(Source information)
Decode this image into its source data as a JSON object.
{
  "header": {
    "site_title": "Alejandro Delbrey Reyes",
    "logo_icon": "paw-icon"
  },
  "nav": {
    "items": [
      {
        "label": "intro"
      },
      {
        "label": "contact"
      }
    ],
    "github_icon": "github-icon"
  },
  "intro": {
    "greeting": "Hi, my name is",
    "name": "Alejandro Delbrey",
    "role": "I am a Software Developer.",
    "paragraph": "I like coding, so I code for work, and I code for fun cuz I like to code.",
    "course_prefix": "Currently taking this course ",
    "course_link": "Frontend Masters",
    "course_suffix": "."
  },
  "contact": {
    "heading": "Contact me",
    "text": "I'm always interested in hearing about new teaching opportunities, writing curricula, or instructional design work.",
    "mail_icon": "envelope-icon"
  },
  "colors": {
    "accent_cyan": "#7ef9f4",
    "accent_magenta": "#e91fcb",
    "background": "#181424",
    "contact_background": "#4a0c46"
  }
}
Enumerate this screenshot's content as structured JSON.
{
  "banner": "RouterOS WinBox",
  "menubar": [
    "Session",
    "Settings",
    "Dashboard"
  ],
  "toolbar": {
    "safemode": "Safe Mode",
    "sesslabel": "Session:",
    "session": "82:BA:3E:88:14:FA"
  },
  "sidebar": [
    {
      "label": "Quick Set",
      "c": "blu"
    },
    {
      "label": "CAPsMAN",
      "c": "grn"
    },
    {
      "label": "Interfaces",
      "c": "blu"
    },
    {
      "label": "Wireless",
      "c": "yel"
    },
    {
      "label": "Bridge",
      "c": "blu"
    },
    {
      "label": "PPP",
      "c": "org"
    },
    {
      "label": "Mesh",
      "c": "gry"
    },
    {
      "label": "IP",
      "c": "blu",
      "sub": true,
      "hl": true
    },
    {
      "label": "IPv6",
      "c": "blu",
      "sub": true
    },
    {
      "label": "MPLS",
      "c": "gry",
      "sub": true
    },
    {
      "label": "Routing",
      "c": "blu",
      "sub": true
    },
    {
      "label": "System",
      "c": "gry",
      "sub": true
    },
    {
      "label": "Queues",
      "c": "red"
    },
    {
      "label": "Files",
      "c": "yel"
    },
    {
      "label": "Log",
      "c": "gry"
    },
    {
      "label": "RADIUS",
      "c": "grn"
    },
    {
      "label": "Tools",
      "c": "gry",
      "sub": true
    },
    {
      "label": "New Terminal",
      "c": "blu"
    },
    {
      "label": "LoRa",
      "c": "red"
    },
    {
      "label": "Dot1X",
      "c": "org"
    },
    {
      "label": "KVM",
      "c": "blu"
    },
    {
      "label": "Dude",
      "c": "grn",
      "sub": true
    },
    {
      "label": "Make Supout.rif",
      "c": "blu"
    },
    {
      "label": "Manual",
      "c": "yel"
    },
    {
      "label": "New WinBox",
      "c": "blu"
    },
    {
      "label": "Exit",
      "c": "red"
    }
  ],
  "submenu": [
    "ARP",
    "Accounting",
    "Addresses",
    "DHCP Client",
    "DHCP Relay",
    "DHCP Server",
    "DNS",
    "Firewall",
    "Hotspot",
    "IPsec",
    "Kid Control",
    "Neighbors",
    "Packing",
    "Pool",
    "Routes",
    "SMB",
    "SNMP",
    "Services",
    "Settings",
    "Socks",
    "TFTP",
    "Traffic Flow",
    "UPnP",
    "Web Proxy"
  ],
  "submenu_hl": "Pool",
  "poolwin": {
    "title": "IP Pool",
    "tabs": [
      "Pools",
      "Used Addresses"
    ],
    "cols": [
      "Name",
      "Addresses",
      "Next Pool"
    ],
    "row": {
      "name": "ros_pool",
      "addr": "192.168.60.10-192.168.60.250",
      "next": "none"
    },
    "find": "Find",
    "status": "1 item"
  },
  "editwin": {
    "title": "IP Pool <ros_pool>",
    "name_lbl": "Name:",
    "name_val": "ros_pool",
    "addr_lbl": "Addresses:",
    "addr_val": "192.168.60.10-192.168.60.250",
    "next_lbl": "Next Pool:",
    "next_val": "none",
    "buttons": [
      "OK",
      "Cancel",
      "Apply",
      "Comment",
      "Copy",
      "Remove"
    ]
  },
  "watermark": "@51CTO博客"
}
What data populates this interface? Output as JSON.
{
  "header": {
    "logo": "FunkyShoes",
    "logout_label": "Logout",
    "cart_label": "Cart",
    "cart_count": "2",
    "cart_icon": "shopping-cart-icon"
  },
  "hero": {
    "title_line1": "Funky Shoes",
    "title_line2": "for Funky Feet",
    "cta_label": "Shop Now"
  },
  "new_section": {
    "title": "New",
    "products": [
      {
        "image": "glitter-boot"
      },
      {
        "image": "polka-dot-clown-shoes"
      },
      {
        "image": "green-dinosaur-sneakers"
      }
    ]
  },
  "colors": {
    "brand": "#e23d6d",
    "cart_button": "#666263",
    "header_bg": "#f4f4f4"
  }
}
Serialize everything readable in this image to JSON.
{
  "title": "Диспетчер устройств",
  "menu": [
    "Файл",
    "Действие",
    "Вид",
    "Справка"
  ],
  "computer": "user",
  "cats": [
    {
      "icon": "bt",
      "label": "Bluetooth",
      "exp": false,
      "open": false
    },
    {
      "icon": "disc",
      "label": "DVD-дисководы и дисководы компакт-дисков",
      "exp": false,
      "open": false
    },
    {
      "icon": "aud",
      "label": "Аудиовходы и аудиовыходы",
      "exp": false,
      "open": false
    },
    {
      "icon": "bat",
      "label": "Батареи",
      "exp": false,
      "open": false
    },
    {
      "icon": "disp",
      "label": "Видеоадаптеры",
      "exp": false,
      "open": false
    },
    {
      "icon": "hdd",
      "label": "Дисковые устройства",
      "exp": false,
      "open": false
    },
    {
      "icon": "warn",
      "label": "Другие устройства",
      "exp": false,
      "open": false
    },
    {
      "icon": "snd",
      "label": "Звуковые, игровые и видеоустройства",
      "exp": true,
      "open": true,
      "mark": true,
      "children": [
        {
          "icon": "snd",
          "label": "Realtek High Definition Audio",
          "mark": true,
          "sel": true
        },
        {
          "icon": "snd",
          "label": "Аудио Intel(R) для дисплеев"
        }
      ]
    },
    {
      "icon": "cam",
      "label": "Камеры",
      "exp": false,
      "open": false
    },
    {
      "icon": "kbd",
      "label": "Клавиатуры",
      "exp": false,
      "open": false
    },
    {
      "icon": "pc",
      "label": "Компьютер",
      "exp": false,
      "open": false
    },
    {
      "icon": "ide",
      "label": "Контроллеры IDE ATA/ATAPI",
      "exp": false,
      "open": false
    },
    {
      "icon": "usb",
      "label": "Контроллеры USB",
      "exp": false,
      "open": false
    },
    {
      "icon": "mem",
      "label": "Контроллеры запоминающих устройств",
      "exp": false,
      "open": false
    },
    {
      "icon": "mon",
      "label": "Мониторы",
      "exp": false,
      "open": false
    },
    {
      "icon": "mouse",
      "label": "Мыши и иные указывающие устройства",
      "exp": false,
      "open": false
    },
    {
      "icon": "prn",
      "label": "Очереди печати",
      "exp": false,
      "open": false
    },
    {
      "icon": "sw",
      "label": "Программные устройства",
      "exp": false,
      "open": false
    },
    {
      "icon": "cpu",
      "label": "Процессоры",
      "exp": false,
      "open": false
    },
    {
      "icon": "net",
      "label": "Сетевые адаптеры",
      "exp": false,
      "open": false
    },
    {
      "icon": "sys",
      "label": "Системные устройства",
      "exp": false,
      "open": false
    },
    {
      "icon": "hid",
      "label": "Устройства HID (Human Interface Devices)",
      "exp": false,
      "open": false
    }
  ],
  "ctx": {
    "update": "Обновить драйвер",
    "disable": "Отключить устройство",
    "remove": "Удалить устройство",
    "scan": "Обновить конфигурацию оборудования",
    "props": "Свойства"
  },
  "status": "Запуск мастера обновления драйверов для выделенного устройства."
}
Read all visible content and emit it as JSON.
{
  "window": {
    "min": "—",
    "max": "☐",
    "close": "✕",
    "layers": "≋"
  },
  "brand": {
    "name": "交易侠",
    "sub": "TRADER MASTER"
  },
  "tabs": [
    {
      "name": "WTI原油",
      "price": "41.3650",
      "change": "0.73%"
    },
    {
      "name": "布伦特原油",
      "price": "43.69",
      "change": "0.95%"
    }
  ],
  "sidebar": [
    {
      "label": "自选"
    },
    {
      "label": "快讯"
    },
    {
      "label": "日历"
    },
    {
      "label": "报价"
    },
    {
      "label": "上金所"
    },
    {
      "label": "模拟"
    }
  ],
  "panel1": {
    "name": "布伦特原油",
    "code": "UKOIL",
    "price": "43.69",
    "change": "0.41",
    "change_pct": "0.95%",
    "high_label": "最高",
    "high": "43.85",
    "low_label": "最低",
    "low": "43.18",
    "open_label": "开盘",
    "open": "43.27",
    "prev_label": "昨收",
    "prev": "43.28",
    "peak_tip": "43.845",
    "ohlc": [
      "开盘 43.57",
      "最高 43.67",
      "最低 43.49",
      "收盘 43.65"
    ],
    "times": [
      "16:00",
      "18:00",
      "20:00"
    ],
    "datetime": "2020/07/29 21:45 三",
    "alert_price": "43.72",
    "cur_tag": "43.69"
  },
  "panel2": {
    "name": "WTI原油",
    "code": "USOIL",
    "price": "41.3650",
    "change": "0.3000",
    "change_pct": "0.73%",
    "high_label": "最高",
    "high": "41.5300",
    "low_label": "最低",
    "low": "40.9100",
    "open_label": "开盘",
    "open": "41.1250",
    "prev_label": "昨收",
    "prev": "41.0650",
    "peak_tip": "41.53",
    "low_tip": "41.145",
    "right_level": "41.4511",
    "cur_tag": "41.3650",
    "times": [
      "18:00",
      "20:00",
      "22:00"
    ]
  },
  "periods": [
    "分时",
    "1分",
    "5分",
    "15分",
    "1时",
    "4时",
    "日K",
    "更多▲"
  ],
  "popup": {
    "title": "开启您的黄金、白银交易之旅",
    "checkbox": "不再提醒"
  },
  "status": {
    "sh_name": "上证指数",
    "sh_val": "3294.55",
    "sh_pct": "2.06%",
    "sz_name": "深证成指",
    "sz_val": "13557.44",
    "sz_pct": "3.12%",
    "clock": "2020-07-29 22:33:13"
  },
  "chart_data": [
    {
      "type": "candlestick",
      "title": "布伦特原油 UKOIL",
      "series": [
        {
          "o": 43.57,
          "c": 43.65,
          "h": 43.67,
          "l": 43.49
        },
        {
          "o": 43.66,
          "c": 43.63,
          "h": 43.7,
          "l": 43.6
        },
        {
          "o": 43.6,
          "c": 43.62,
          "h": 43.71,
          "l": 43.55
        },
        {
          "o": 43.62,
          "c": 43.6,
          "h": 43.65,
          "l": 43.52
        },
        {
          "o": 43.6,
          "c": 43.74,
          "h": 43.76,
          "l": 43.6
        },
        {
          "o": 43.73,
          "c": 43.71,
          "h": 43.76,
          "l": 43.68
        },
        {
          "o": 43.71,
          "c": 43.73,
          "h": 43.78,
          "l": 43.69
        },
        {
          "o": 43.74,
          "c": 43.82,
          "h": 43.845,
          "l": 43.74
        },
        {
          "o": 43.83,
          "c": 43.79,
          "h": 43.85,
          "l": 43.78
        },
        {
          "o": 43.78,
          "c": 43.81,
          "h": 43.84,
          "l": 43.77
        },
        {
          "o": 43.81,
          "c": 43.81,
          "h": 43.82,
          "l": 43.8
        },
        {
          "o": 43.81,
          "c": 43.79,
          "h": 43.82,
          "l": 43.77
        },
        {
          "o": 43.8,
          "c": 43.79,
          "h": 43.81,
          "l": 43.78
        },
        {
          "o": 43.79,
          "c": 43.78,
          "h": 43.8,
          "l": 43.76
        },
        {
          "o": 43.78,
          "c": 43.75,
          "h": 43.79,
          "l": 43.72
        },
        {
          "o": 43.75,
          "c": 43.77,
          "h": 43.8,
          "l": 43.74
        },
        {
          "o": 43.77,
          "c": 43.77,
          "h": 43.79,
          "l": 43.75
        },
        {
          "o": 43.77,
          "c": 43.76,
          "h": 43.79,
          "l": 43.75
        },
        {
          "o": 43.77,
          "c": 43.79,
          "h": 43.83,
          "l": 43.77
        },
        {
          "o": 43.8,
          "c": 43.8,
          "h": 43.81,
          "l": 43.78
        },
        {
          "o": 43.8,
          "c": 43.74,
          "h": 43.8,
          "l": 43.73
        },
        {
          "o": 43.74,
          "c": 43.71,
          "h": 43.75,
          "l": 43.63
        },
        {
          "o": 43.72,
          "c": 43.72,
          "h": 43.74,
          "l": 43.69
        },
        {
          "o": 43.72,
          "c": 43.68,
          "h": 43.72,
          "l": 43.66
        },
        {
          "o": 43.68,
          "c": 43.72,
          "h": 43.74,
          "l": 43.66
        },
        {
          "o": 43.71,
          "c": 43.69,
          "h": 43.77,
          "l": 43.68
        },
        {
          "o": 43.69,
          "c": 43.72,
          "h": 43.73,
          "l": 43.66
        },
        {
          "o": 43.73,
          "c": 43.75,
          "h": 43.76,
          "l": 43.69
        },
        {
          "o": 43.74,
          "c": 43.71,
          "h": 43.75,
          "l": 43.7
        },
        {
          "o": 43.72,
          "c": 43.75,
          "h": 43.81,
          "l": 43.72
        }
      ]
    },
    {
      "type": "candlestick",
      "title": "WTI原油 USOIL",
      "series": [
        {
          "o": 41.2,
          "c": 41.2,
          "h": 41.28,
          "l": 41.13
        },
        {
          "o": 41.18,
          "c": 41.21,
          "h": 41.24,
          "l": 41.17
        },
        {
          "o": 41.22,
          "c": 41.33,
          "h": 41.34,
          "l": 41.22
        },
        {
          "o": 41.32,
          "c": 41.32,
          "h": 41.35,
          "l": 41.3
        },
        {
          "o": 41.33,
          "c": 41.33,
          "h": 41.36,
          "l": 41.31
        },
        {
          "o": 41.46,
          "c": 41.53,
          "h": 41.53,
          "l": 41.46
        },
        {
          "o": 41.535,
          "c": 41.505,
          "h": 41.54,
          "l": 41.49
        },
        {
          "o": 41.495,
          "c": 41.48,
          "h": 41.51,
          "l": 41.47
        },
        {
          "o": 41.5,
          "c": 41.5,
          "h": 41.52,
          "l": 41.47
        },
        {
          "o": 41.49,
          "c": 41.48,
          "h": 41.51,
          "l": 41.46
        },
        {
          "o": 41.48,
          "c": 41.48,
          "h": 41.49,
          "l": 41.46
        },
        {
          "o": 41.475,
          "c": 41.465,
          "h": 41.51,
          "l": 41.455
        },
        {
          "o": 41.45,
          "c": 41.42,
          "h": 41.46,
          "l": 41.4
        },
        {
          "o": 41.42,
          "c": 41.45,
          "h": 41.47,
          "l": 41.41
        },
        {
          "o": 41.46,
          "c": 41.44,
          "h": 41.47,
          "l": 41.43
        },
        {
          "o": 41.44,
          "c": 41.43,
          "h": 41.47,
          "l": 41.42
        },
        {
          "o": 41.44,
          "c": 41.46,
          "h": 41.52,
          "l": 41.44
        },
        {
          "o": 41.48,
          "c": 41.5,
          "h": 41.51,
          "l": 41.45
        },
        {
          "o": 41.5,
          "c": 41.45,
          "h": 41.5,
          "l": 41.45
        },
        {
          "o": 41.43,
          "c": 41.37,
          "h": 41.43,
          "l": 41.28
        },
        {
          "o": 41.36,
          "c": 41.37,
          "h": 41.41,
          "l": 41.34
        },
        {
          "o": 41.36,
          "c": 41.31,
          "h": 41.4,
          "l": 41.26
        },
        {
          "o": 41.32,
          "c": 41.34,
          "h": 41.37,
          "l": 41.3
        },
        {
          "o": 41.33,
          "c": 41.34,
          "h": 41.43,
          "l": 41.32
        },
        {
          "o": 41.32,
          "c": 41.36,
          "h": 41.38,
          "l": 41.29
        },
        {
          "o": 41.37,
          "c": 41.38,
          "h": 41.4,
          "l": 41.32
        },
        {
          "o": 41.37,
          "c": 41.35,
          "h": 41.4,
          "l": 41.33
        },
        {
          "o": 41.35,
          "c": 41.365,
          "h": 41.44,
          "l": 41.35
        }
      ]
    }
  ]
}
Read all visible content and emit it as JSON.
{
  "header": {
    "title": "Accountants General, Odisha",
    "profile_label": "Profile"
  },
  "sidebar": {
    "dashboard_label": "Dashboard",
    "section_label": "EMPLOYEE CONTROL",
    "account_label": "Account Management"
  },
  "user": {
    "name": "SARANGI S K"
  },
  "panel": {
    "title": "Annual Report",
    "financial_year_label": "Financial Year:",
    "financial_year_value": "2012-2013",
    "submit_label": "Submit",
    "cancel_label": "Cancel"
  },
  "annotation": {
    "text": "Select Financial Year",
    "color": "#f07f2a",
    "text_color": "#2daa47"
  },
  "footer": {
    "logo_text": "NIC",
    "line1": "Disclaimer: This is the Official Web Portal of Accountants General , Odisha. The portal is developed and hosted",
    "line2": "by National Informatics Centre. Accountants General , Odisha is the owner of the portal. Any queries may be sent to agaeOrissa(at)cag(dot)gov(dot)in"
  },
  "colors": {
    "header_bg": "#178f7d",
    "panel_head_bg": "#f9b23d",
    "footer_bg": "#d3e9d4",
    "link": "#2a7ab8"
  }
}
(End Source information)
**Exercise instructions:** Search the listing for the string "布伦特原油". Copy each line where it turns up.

**Result:**
      "name": "布伦特原油",
    "name": "布伦特原油",
      "title": "布伦特原油 UKOIL",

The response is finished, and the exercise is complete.